Over the weekend of August 21/2, Maverick Concerts hosted two performances by musicians who have been in the music news recently. Jazz pianist Fred Hersch was recently interviewed on “Fresh Air” about his experiences overcoming serious illness. The Ebène Quartet had received a rave review in the New York Times as recently as Friday for a performance at the Mostly Mozart Festival that included two of the three works on its Maverick program. In both cases the musicians justified their celebrity while at the same time leaving one listener with serious reservations.
Fred Hersch has been a major name on the jazz scene for quite a few years. His medical odyssey has not obscured the main reason he is so well known — for the quality of his playing. In a solo concert at Maverick on Saturday evening, Hersch immediately impressed me with his sound. He plays with a richness, beauty, and variety of tonal quality that are beyond the abilities of most classical pianists these days. That beauty of sound sustained me through a fairly long program that I found otherwise only partially rewarding.
Hersch definitely has his own style, although it does seem to derive in part from that of Bill Evans. He played music by a variety of composers, including Monk, Golson, Gershwin, Wilder, Strayhorn and others, and made those tunes difficult to tell from his own original compositions. There’s nothing wrong with that. Monk made the standards he played sound like Monk originals. He also plays with impressive command, including sophisticated harmonies and rhythms and even considerable counterpoint. The problem for one listener is that he makes everything sound so romantic and pretty that after a while I was wishing he would bang his elbow on the keys, or do something ill mannered. Not a chance. In the end, it was a lovely evening but too lovely for my taste. This isn’t really a value judgment, though. Hersch does what he wants to do extremely well and most of his listeners obviously love it.
The Ebène Quartet, competing with heavy rain, immediately made a strong impression with its opening work, Mozart’s Divertimento in D, K. 136. The impression it made on me was not favorable. After its cellist told us that this was simple music, the quartet proceeded to load it down with expressive details, including sentimentalization in the first movement’s development, a huge ritard defacing the Andante, and overdone dynamics in the concluding Presto.
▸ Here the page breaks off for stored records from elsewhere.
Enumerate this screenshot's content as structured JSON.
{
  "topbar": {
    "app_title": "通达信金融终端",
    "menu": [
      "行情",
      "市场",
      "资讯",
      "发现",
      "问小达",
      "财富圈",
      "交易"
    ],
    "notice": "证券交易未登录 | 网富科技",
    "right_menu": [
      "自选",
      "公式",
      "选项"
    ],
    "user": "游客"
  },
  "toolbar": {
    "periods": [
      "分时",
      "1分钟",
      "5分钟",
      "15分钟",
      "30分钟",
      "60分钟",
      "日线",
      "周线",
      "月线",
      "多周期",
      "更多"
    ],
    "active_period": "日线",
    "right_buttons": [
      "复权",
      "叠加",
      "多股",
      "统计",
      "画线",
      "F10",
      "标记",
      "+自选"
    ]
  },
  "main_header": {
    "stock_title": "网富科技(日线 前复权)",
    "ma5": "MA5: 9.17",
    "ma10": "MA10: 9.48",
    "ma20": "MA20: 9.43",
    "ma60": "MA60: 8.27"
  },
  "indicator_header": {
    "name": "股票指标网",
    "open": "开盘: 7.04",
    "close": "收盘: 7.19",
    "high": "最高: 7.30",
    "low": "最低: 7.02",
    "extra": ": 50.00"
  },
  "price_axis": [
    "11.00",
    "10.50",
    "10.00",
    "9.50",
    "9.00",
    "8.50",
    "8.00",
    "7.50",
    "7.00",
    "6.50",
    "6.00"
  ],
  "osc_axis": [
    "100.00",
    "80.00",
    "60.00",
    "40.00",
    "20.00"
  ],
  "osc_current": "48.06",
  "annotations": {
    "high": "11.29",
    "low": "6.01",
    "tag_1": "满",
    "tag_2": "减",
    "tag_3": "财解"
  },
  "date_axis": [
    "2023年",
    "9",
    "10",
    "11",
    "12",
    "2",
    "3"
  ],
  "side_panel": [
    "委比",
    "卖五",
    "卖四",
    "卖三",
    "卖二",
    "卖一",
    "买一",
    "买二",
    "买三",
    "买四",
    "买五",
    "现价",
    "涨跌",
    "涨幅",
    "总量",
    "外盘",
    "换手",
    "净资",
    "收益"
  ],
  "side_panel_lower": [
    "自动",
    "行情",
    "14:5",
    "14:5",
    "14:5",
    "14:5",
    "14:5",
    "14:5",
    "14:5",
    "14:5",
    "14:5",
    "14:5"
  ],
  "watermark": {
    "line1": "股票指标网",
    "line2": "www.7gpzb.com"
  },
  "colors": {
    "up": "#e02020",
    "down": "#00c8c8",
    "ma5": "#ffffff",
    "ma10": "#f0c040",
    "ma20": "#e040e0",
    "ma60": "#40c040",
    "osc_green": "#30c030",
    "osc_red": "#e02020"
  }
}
This is early Mozart, not late Beethoven, and I felt the music sank under the weight of the performers’ emphases.
I had somewhat similar reservations about the approach to Debussy’s String Quartet. The piece seems to be overplayed these days, so I can understand why an ensemble might want to do things differently than the norm. But the way detailing was applied to this relatively gentle music seemed overdone and precious. The second movement was overemphasized, the third not just “doucement expressif” but over-sweetened. There is no doubt the Ebène Quartet was doing what it wanted, and the group’s coordination was impressive, but I was not happy with the results.
After these interpretive miscalculations, one might have worried about what the group was going to do with — or to — Beethoven’s Quartet in C Sharp Minor, Op. 131, music as great as anything in the string quartet literature. But here, the extreme expressive and technical demands of the music apparently dispersed the group’s impulses to exaggerate things. The extremely expressive quality of the slow fugue that opens this work was entirely appropriate (Beethoven wrote “molto espressivo” and meant it). In other parts of the music, the exaggerations were the composer’s, faithfully executed by the musicians. The huge sound that began the finale might have seemed too much for most music, but not for this piece. This powerful interpretation of Beethoven’s masterpiece made up for problems in the first half of the concert and then some. I hope the Ebène Quartet learns to play more modest music more modestly, but it does know how to take on the big ones.